4. Mobile apps. We’re not talking about your own branded apps. Rather, we mean the 2-3% of apps that your customers actually use on their smart phone 😉
The CMO’s Job: We need to learn what types of ads and messaging work best inside of the apps our customers use (including personal media apps). We need to provide these apps with access to our offers and to other useful data via open APIs we build and maintain for that purpose.
5. Wearable computing devices and the apps that run on them.
The CMO’s Job: While it’s still early, wearable computing is worth keeping an eye on – mainly because it’s so personal and immediate. Anecdotally, I’ve used a Pebble smart watch for many months, and I don’t look at notifications on my smartphone much any more. Instead, I push the notifications that matter to my wrist. Something to think about.

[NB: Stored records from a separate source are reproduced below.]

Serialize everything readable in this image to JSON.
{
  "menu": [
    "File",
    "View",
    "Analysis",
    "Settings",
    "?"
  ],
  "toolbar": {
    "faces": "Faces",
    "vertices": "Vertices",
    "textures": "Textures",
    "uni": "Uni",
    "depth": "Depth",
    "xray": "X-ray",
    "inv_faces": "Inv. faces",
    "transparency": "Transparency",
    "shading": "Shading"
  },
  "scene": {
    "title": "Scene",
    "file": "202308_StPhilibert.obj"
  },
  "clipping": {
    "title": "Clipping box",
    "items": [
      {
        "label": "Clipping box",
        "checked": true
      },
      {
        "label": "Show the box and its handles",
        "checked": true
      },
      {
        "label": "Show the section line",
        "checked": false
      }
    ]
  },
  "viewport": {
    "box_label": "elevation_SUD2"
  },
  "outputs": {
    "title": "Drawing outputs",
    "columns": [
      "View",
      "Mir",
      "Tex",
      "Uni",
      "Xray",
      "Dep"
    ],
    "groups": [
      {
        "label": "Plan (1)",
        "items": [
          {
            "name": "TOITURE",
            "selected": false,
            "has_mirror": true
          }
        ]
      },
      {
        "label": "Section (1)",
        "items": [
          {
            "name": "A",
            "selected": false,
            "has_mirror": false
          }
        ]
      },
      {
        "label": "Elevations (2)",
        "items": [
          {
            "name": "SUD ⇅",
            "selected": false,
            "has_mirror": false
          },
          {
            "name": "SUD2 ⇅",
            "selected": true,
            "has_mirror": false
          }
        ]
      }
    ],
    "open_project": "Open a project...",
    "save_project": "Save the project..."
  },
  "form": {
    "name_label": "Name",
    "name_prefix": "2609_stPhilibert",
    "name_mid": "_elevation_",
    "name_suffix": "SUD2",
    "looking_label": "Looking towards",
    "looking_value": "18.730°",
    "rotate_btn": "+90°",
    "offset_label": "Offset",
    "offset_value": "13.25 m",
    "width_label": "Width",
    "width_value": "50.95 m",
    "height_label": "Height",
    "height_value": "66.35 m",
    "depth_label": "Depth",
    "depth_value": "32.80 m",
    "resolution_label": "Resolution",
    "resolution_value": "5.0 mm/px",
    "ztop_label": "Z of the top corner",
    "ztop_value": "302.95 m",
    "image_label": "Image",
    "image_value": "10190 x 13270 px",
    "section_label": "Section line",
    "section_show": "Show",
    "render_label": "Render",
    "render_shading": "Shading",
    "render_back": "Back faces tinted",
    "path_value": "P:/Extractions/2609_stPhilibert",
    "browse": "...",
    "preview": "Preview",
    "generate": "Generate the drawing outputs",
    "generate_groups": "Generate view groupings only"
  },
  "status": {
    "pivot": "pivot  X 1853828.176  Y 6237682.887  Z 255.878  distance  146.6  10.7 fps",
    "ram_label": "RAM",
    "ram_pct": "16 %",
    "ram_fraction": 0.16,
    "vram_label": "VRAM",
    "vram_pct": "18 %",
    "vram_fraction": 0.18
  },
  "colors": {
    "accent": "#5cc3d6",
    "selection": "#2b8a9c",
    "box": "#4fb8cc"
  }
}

6. Emerging media networks. Especially Amazon, Apple, Netflix and YouTube. The age of forced advertising is in decline. Just ask Comcast and Time Warner about their TV subscriber growth if you don’t believe me.
The CMO’s Job: We need to continue to learn how to produce original, useful and entertaining video content that people choose not to skip. And tag it for discovery.
7. Conversational Marketing. Social media isn’t just about media and content marketing. It’s also a way to cut-through the noise by engaging in 1-to-1 conversations with your market.
The CMO’s Job: We need to help all of our front-line employees use social media to find the right prospects and influencers and to engage with them as people first – to solve problems, to answer questions and to offer assistance when needed.
Time To Upgrade Your Skills
If you’re with me so far, then it’s pretty obvious that your marketing team will need to be technically proficient to deal with your market’s adaptation to ‘content shock’
Leveraging technologies like the ones listed above will require making changes in staffing and training. You will need to buy software, hire consultants, hire experienced engineers and hire data systems experts to accomplish the work above.
I really mean nothing personal by this, but: most young liberal arts graduates just aren’t trained do this kind of work.
On the other hand, this post is about emerging trends. Most internet users do not use personal media apps today. You could rationally make the case to continue leaning on social networks and search engines to distribute your content for years.
Of course, if a decent share of your market starts using Flipboard and Paper, then your awesome investments into high-quality content may be for naught when it gets blocked, filtered, sifted and sorted out of your customers’ personal media network.
If you choose to ignore this trend, don’t be surprised if attention, amplification and engagement declines over the next few years.